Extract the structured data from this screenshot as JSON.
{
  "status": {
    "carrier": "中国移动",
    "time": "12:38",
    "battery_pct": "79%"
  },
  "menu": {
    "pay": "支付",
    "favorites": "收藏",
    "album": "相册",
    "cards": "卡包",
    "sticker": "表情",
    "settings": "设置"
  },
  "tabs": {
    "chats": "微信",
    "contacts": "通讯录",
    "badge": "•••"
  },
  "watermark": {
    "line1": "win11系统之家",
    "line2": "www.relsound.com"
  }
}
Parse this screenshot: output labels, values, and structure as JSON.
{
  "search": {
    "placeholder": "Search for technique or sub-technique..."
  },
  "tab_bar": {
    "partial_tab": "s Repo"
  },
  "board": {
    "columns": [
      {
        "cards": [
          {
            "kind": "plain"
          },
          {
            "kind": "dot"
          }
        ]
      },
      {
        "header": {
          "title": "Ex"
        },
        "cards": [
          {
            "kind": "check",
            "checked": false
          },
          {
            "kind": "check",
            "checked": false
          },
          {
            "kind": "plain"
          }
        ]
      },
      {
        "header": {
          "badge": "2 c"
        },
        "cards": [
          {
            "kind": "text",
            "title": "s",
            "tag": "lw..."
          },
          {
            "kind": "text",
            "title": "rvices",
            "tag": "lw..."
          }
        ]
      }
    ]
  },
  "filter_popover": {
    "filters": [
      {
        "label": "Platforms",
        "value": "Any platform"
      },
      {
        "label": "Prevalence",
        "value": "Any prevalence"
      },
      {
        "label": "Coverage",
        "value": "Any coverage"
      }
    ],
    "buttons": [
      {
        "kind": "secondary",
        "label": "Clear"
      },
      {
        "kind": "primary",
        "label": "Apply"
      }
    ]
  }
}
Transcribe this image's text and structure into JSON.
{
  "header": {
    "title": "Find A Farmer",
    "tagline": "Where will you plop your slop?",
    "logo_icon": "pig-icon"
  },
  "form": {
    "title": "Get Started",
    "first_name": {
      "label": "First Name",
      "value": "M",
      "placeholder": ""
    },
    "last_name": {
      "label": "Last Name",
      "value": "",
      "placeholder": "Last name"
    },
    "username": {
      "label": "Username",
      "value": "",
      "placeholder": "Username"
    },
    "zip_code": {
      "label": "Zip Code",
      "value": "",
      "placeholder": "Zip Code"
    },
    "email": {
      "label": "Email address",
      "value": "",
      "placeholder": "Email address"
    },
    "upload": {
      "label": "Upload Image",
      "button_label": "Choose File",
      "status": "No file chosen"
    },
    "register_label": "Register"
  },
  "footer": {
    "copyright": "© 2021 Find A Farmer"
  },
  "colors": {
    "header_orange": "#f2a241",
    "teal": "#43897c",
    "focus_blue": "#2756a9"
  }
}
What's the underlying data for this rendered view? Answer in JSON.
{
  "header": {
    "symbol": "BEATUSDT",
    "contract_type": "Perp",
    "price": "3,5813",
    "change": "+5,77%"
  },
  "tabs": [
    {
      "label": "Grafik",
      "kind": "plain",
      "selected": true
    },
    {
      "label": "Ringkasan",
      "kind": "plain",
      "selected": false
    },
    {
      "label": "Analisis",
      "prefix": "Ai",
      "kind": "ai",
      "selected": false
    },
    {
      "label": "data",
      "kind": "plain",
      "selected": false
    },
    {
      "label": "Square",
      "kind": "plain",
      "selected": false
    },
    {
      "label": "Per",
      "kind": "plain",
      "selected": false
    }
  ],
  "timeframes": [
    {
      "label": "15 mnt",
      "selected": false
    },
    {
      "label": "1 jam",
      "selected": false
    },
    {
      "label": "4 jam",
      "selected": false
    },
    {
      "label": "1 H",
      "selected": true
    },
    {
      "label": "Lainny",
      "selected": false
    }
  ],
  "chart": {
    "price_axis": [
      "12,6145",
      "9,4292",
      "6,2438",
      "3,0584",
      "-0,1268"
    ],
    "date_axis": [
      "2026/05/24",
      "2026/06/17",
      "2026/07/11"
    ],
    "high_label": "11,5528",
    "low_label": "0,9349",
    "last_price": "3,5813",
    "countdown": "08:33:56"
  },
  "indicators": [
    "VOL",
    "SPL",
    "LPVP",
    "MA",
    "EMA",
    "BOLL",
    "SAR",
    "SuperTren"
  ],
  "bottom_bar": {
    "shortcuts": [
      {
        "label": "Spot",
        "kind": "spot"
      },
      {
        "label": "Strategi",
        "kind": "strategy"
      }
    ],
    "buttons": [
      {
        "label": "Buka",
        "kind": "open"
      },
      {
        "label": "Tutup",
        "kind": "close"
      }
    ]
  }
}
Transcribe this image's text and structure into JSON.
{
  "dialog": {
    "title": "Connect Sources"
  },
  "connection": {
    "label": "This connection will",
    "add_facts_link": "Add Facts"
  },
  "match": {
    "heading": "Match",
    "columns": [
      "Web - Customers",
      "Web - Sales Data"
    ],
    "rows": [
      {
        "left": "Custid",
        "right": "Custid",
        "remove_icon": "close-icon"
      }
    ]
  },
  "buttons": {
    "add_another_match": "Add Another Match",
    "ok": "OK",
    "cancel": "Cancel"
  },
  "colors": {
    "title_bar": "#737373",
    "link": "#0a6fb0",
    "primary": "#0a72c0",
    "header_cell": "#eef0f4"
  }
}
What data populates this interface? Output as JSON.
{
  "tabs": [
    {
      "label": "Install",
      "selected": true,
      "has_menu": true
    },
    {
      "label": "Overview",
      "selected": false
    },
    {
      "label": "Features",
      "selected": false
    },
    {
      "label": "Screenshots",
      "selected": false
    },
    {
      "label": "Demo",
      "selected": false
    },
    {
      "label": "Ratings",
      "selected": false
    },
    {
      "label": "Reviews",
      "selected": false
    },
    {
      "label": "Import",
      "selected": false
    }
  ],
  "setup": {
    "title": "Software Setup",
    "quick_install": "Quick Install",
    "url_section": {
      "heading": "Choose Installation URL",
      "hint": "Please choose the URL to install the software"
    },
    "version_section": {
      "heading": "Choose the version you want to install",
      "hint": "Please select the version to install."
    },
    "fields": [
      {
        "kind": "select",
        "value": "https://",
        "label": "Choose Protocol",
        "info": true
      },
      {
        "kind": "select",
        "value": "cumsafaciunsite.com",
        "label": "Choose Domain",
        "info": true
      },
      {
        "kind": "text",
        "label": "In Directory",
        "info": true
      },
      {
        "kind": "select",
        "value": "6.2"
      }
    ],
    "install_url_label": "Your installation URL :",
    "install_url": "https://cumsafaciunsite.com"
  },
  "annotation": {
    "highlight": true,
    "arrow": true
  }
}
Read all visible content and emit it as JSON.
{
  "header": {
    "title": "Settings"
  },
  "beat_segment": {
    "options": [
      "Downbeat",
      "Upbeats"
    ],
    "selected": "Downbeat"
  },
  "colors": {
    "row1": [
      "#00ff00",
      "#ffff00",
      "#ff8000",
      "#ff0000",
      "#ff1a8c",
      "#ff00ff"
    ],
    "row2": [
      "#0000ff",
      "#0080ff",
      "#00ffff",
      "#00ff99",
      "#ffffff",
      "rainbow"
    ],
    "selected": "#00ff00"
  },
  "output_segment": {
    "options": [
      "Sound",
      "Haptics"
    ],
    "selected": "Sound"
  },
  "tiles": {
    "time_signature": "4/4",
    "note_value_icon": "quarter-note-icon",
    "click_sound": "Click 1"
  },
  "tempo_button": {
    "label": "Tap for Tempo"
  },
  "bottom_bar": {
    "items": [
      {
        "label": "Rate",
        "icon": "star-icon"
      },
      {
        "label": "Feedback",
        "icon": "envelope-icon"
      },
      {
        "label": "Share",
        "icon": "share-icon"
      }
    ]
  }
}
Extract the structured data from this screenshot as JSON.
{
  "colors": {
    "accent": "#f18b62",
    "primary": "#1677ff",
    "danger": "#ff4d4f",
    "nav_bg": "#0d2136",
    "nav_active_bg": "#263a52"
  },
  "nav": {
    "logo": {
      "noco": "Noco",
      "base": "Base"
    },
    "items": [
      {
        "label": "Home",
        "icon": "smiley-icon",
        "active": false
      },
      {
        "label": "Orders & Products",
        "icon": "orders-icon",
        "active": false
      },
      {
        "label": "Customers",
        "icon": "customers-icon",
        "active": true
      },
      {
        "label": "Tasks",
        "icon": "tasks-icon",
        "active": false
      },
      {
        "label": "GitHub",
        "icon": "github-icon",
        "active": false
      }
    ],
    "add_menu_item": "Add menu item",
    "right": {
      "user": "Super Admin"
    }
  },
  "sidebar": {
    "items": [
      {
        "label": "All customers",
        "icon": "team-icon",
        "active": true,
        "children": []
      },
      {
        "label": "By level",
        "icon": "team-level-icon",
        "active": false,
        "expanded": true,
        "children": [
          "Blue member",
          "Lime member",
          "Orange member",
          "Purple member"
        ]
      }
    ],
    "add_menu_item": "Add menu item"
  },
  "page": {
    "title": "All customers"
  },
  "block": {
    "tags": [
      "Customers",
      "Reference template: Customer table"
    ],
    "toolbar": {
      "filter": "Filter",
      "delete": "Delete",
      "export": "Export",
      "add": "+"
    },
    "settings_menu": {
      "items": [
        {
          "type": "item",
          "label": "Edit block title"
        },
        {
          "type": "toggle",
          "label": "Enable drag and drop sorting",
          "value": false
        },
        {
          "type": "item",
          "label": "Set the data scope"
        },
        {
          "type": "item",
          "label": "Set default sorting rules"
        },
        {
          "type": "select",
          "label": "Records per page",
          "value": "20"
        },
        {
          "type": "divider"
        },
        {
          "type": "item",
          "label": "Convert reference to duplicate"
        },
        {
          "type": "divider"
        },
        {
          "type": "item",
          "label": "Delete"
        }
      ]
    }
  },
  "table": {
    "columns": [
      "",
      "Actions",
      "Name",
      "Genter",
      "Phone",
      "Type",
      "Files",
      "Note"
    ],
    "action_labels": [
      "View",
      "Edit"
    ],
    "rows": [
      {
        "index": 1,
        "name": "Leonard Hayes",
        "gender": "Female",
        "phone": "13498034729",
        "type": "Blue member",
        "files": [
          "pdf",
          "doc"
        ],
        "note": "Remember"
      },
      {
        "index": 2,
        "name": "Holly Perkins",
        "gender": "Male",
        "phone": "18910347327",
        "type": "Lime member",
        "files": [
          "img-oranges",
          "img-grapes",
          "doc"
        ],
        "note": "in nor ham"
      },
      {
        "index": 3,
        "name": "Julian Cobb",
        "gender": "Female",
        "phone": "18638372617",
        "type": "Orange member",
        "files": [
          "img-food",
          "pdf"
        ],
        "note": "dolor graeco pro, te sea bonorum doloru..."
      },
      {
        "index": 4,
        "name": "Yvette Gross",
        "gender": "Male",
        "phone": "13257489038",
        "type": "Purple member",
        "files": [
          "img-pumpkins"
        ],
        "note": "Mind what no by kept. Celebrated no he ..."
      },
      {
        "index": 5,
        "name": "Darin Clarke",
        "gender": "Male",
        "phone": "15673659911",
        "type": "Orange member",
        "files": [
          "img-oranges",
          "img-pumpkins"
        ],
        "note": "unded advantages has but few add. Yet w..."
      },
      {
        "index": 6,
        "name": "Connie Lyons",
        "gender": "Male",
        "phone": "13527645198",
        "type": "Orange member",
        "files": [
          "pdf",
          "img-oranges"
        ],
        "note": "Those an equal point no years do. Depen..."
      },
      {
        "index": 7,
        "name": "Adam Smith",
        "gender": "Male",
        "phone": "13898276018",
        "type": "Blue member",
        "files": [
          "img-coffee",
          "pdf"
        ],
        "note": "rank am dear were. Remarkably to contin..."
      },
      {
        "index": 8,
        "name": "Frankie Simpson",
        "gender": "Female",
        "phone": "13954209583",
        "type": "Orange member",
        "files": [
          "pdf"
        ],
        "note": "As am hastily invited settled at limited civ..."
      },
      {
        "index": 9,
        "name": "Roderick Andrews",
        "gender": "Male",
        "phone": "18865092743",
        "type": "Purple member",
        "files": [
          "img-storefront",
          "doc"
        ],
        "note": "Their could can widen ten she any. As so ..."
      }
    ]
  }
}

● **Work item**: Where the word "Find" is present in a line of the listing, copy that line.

● **Exercise response**:
    "title": "Find A Farmer",
    "copyright": "© 2021 Find A Farmer"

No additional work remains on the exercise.